A federal appeals court today upheld a school district’s mandatory school uniform policy in the face of a multi-pronged First Amendment challenge.
A panel of the U.S. Court of Appeals for the 9th Circuit, in San Francisco, ruled 2-1 to uphold the uniform policy of the Clark County, Nev., school district, which includes Las Vegas.
“In a case of first impression in this circuit, we ... largely conclude that public school mandatory dress policies survive constitutional scrutiny,” said the majority opinion by Judge Michael Daly Hawkins in Jacobs v. Clark County School District.
The case involves a 2003 policy that set a basic dress code for all schools and then allowed individual schools to establish more stringent school uniform policies when parents returned surveys supporting the idea. A typical school uniform policy required khaki pants and solid-color polo shirts or other shirts with no messages except a school logo.
The policy was challenged on behalf of several students, including those who were forbidden from wearing religious messages as well as those who generally objected to having to wear a uniform.
The 9th Circuit majority said the school uniform policies were viewpoint- and content-neutral, and under a standard of intermediate scrutiny under the First Amendment, the policies further government interests such as promoting safety and enhancing the school environment.
The majority also cites with approval the Manual on School Uniforms put out by the U.S. Department of Education in 1996, under President Clinton. That manual appears to be archived on the department’s Web site.

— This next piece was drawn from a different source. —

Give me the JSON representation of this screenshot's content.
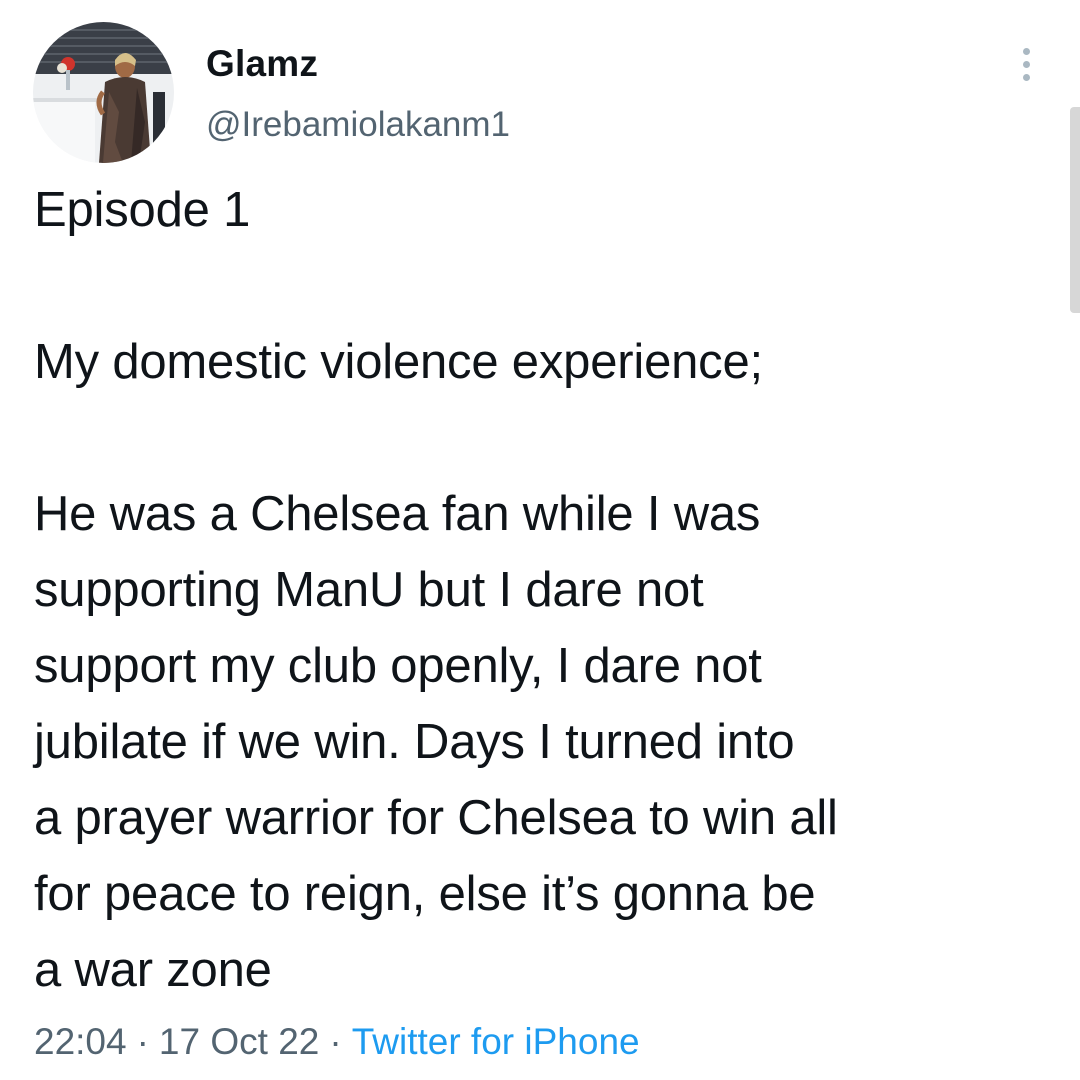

Writing in dissent, U.S. Circuit Judge Sidney R. Thomas said the majority had failed to properly apply the U.S. Supreme Court’s decision in Tinker v. Des Moines School District, the 1969 case upholding the right of students to wear black armbands to protest the Vietnam War as long as school was not substantially disrupted.

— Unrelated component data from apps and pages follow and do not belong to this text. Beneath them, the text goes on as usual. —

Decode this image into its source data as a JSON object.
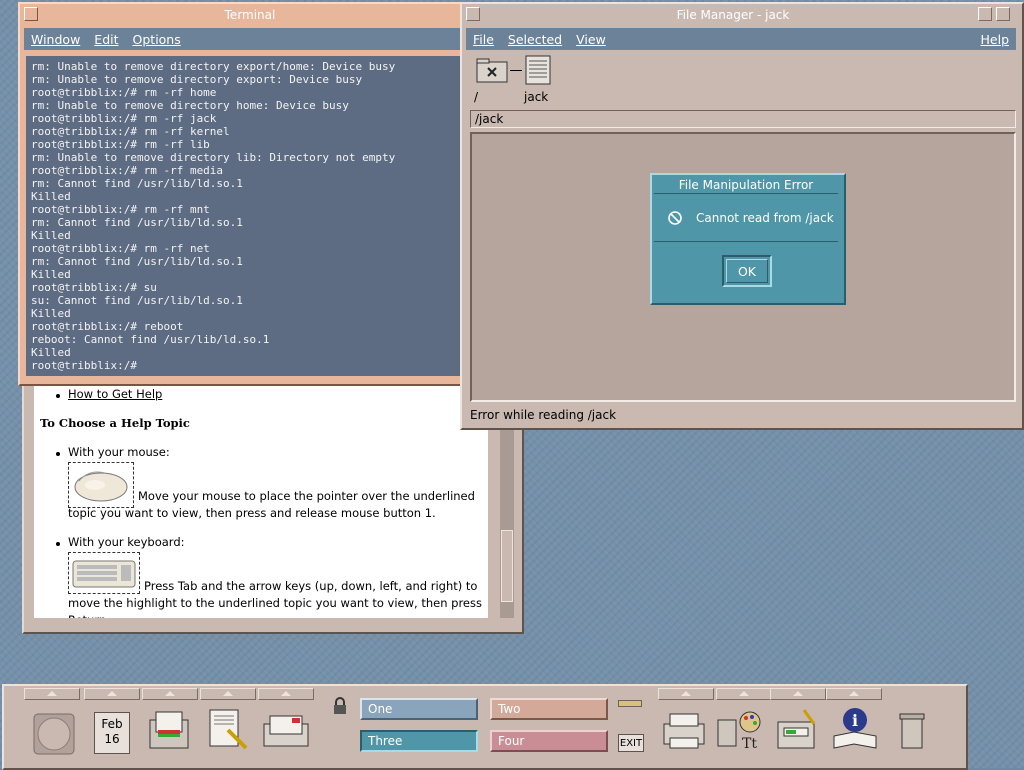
{
  "terminal": {
    "title": "Terminal",
    "menus": [
      "Window",
      "Edit",
      "Options"
    ],
    "lines": [
      "rm: Unable to remove directory export/home: Device busy",
      "rm: Unable to remove directory export: Device busy",
      "root@tribblix:/# rm -rf home",
      "rm: Unable to remove directory home: Device busy",
      "root@tribblix:/# rm -rf jack",
      "root@tribblix:/# rm -rf kernel",
      "root@tribblix:/# rm -rf lib",
      "rm: Unable to remove directory lib: Directory not empty",
      "root@tribblix:/# rm -rf media",
      "rm: Cannot find /usr/lib/ld.so.1",
      "Killed",
      "root@tribblix:/# rm -rf mnt",
      "rm: Cannot find /usr/lib/ld.so.1",
      "Killed",
      "root@tribblix:/# rm -rf net",
      "rm: Cannot find /usr/lib/ld.so.1",
      "Killed",
      "root@tribblix:/# su",
      "su: Cannot find /usr/lib/ld.so.1",
      "Killed",
      "root@tribblix:/# reboot",
      "reboot: Cannot find /usr/lib/ld.so.1",
      "Killed",
      "root@tribblix:/#"
    ]
  },
  "file_manager": {
    "title": "File Manager - jack",
    "menus": {
      "file": "File",
      "selected": "Selected",
      "view": "View",
      "help": "Help"
    },
    "path_icons": {
      "root_label": "/",
      "jack_label": "jack"
    },
    "path": "/jack",
    "status": "Error while reading /jack"
  },
  "error_dialog": {
    "title": "File Manipulation Error",
    "message": "Cannot read from /jack",
    "ok_label": "OK"
  },
  "help": {
    "link": "How to Get Help",
    "heading": "To Choose a Help Topic",
    "mouse_label": "With your mouse:",
    "mouse_text": "Move your mouse to place the pointer over the underlined topic you want to view, then press and release mouse button 1.",
    "keyboard_label": "With your keyboard:",
    "keyboard_text": "Press Tab and the arrow keys (up, down, left, and right) to move the highlight to the underlined topic you want to view, then press Return."
  },
  "front_panel": {
    "date_month": "Feb",
    "date_day": "16",
    "workspaces": [
      "One",
      "Two",
      "Three",
      "Four"
    ],
    "exit_label": "EXIT",
    "icons": [
      "clock-icon",
      "calendar-icon",
      "file-manager-icon",
      "text-editor-icon",
      "mailer-icon",
      "lock-icon",
      "printer-icon",
      "style-manager-icon",
      "app-manager-icon",
      "help-manager-icon",
      "trash-icon"
    ]
  },
  "colors": {
    "terminal_bg": "#5d6b83",
    "menubar": "#6b8299",
    "dialog": "#4f97a8",
    "frame": "#c9b9b1",
    "active_frame": "#e8b79b"
  }
}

Noting that the uniform policies prohibit “all messages on clothing, except for messages that support the school,” Judge Thomas added: “Confining messages to pro-government content cannot be said to be viewpoint- or content-neutral.”

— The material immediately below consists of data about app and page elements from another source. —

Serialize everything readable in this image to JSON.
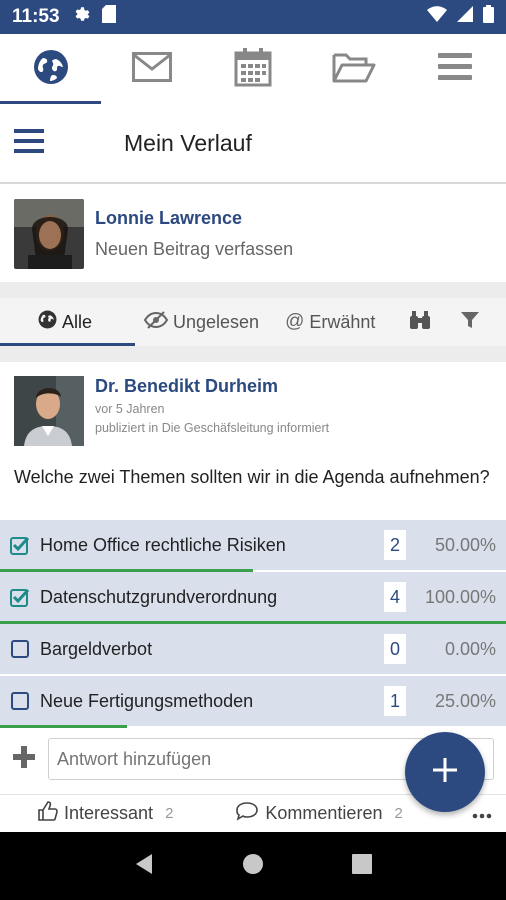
{
  "status_bar": {
    "time": "11:53",
    "icons": [
      "gear-icon",
      "sd-card-icon",
      "wifi-icon",
      "signal-icon",
      "battery-icon"
    ]
  },
  "app_tabs": [
    {
      "icon": "globe-icon",
      "active": true
    },
    {
      "icon": "mail-icon",
      "active": false
    },
    {
      "icon": "calendar-icon",
      "active": false
    },
    {
      "icon": "folder-icon",
      "active": false
    },
    {
      "icon": "hamburger-icon",
      "active": false
    }
  ],
  "header": {
    "title": "Mein Verlauf"
  },
  "composer": {
    "user_name": "Lonnie Lawrence",
    "prompt": "Neuen Beitrag verfassen"
  },
  "filters": [
    {
      "label": "Alle",
      "icon": "globe-icon",
      "active": true
    },
    {
      "label": "Ungelesen",
      "icon": "eye-slash-icon",
      "active": false
    },
    {
      "label": "Erwähnt",
      "icon": "at-icon",
      "active": false
    }
  ],
  "post": {
    "author": "Dr. Benedikt Durheim",
    "time": "vor 5 Jahren",
    "group": "publiziert in Die Geschäfsleitung informiert",
    "question": "Welche zwei Themen sollten wir in die Agenda aufnehmen?",
    "poll_options": [
      {
        "label": "Home Office rechtliche Risiken",
        "count": "2",
        "percent": "50.00%",
        "fraction": 0.5,
        "checked": true
      },
      {
        "label": "Datenschutzgrundverordnung",
        "count": "4",
        "percent": "100.00%",
        "fraction": 1.0,
        "checked": true
      },
      {
        "label": "Bargeldverbot",
        "count": "0",
        "percent": "0.00%",
        "fraction": 0.0,
        "checked": false
      },
      {
        "label": "Neue Fertigungsmethoden",
        "count": "1",
        "percent": "25.00%",
        "fraction": 0.25,
        "checked": false
      }
    ],
    "reply_placeholder": "Antwort hinzufügen",
    "actions": {
      "like_label": "Interessant",
      "like_count": "2",
      "comment_label": "Kommentieren",
      "comment_count": "2"
    }
  },
  "colors": {
    "primary": "#2c4a80",
    "poll_bg": "#d9e0ec",
    "progress": "#3aa04c",
    "checkbox": "#1e8a8a"
  }
}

A version of this news article first appeared in The School Law Blog.